Advantages to the traditional way

First: Ruby. The Ruby language has a very nice foundation: everything is an expression. And everything can be evaluated with logic operators (only nil and false is false).
In ObjectiveC you would write:

  cell = tableView.dequeueReusableCellWithIdentifier(reuseId);
  if (!cell) {
    cell = [[TableViewCell alloc] initWithStyle: cellStyle, reuseIdentifier: reuseId]];

whereas in Ruby you can write

cell = tableView.dequeueReusableCellWithIdentifier(@reuse_id)
  || TableViewCell.alloc.initWithStyle(@cell_style, reuseIdentifier:@reuse_id)

As you can see you can use the Cocoa APIs right away. But what excites me even more is the community which builds around RubyMotion. RubyMotion is only some months old but many libraries and even award winning apps have been written. Some libraries wrap so called boiler plate code and make it more pleasant you to use. Other introduce new metaphors which change the way apps are written entirely.
I see a bright future for RubyMotion. It won’t replace ObjectiveC for everyone but it is a great alternative.

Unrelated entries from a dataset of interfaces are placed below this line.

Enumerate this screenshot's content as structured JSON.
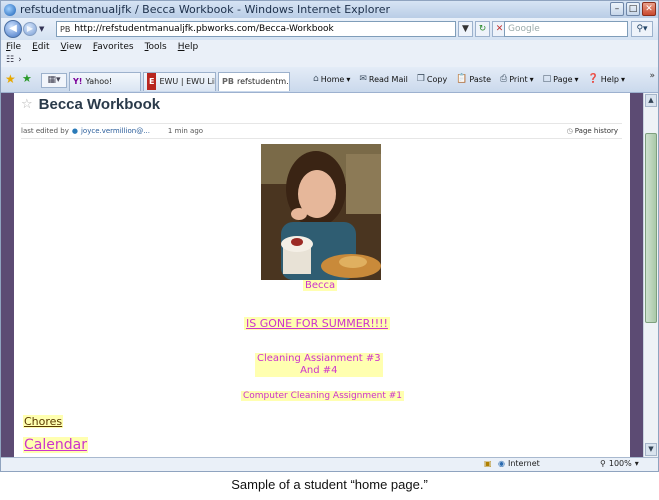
{
  "window": {
    "title": "refstudentmanualjfk / Becca Workbook - Windows Internet Explorer"
  },
  "address": {
    "prefix": "PB",
    "url": "http://refstudentmanualjfk.pbworks.com/Becca-Workbook",
    "search_placeholder": "Google"
  },
  "menu": [
    "File",
    "Edit",
    "View",
    "Favorites",
    "Tools",
    "Help"
  ],
  "tabs": [
    {
      "icon": "Y!",
      "label": "Yahoo!"
    },
    {
      "icon": "E",
      "label": "EWU | EWU Libr..."
    },
    {
      "icon": "PB",
      "label": "refstudentm..."
    }
  ],
  "commands": {
    "home": "Home",
    "read_mail": "Read Mail",
    "copy": "Copy",
    "paste": "Paste",
    "print": "Print",
    "page": "Page",
    "help": "Help"
  },
  "page": {
    "title": "Becca Workbook",
    "edited_prefix": "last edited by",
    "edited_user": "joyce.vermillion@...",
    "edited_time": "1 min ago",
    "history_label": "Page history"
  },
  "content": {
    "photo_caption": "Becca",
    "gone": "IS GONE FOR SUMMER!!!!",
    "cleaning_line1": "Cleaning Assianment #3",
    "cleaning_line2": "And #4",
    "computer_cleaning": "Computer Cleaning Assignment #1",
    "chores": "Chores",
    "calendar": "Calendar"
  },
  "status": {
    "zone": "Internet",
    "zoom": "100%"
  },
  "caption": "Sample of a student “home page.”",
  "colors": {
    "highlight": "#ffffb0",
    "pink_text": "#cc33cc",
    "side_strip": "#5c4b73"
  }
}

A Small XML Builder in Ruby

From a C++ point of view, i.e. the statically typed world with no “dynamic” features that deserved the name, I guess you would all agree that languages like Groovy or Ruby are truly something completely different. Having strong C++ roots myself, my first Grails project gave me lots of eye openers on some nice “dynamic” possibilities. One of the pretty cool things I encountered there was the MarkupBuilder. With it you can just write XML as if it where normal Groovy Code. Simple and just downright awesome.

The other day in yet another C++ project I was again faced with the task to generate some XML from text file. And, sure enough, my thoughts wandered to the good days in the Grails project where I could just instantiate the MarkupBuilder… But wait! I remembered that a colleague had already done some scripting stuff with Ruby, so the language was already kind of introduced into the project. And despite the fact that it was a new language for him he did some heavy lifting with it in just no time (That sure does not come as a big surprise all you Ruby folks out there).

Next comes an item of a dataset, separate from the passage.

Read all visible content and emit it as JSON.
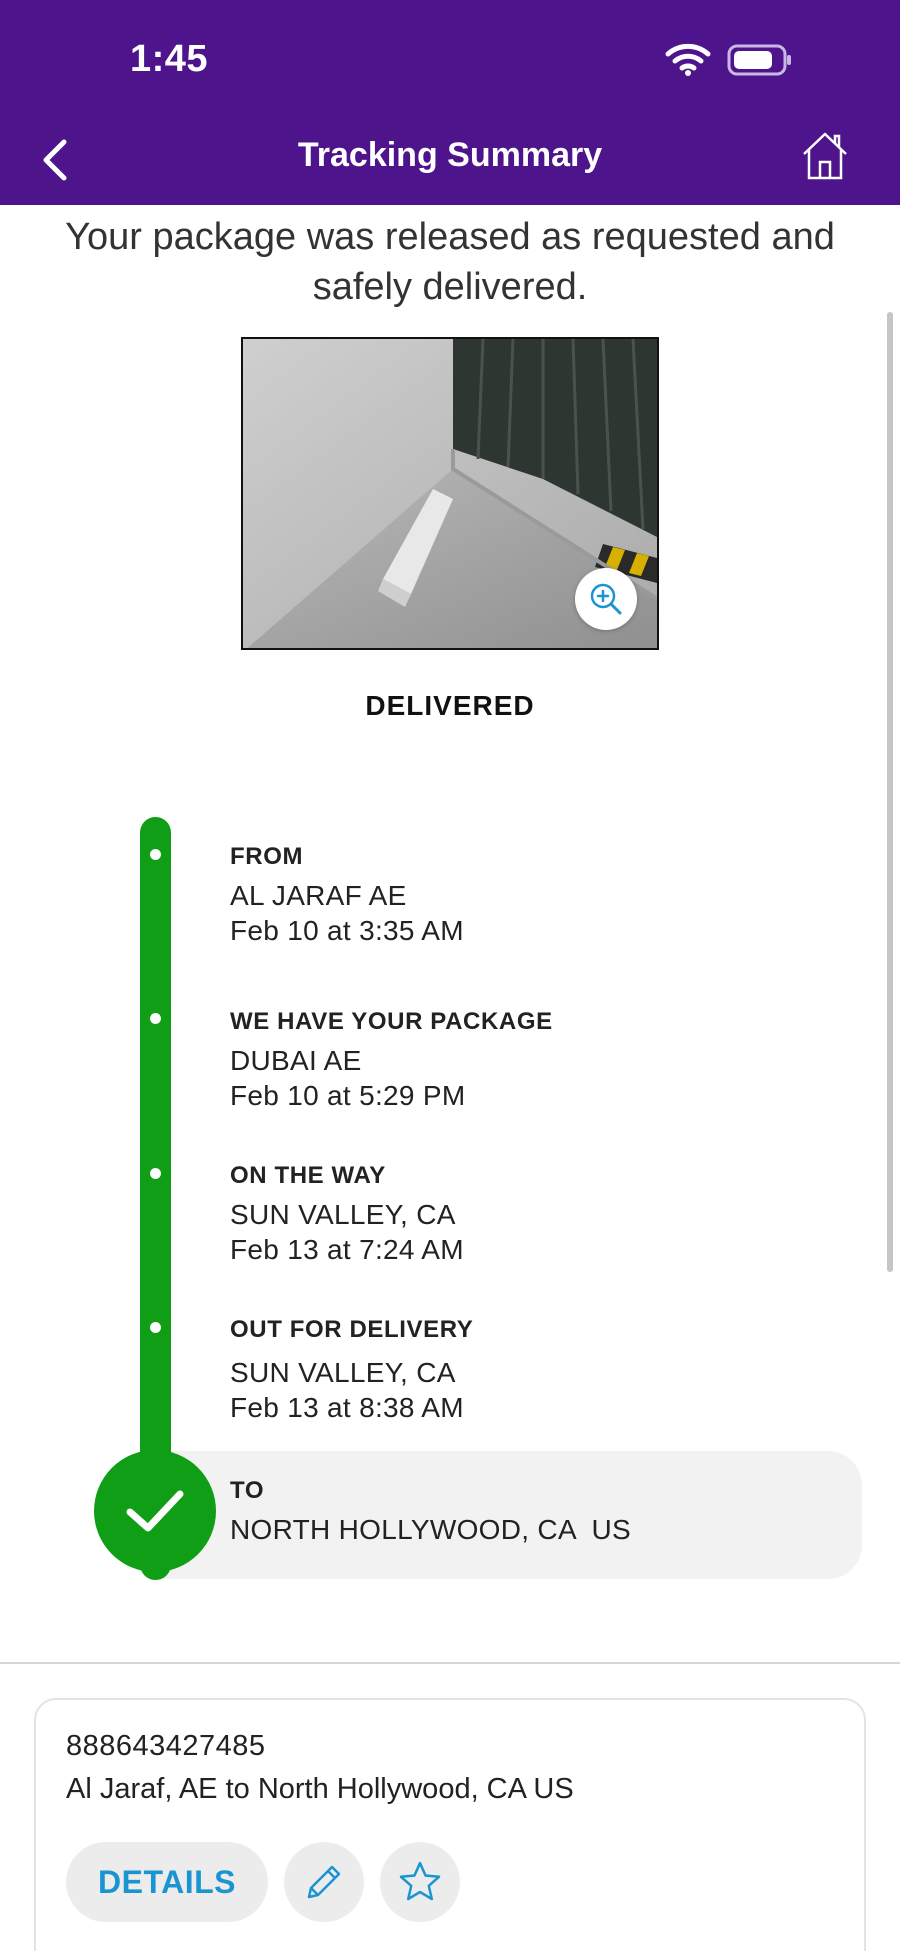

So if Ruby is such a cool language there must be something like a markup builder in it, right? Yes there is, well, sort of. Unfortunately, it’s not part of the language package and you first have to install a thing called gems to even install the XML builder package. Being in a project with tight guidelines when it comes to external dependencies and counting in the fact that we had no patience to first having to learn what Ruby gems even are, my colleague and I decided to hack our own small XML builder (and of course, just for the fun of it). I mean hey, it’s Ruby, everything is supposed to be easy in Ruby.

Damn right it is! Here is what we came up with in what was maybe an hour or so:

class XmlGen
   def initialize
      @xmlString = ""
      @indentStack = Array.new

   def method_missing(tagId, attr = {})
      argList = attr.map { |key, value|
      }.reverse.join(' ')

      @xmlString << @indentStack.join('') 
      @xmlString << "<" << tagId.to_s << " " << argList
      if block_given?
         @xmlString << ">\n"
         @indentStack.push "\t"
         @xmlString << @indentStack.join('') << "</" << tagId.to_s << ">\n"
         @xmlString << "/>\n"

   def to_s

And here is how you can use it:

xml = XmlGen.new
xml.FirstXmlTag {
   xml.SubTagOne( {'attribute1' => 'value1'} ) {
      someCollection.each { |item|
         xml.CollectionTag( {'itemId' => item.id} )

It’s not perfect, it’s not optimized in any way and it may not even be the Ruby way. But hey, it served our needs perfectly, it was a pretty cool Ruby experience, and it sure is not the last piece of Ruby code in this project.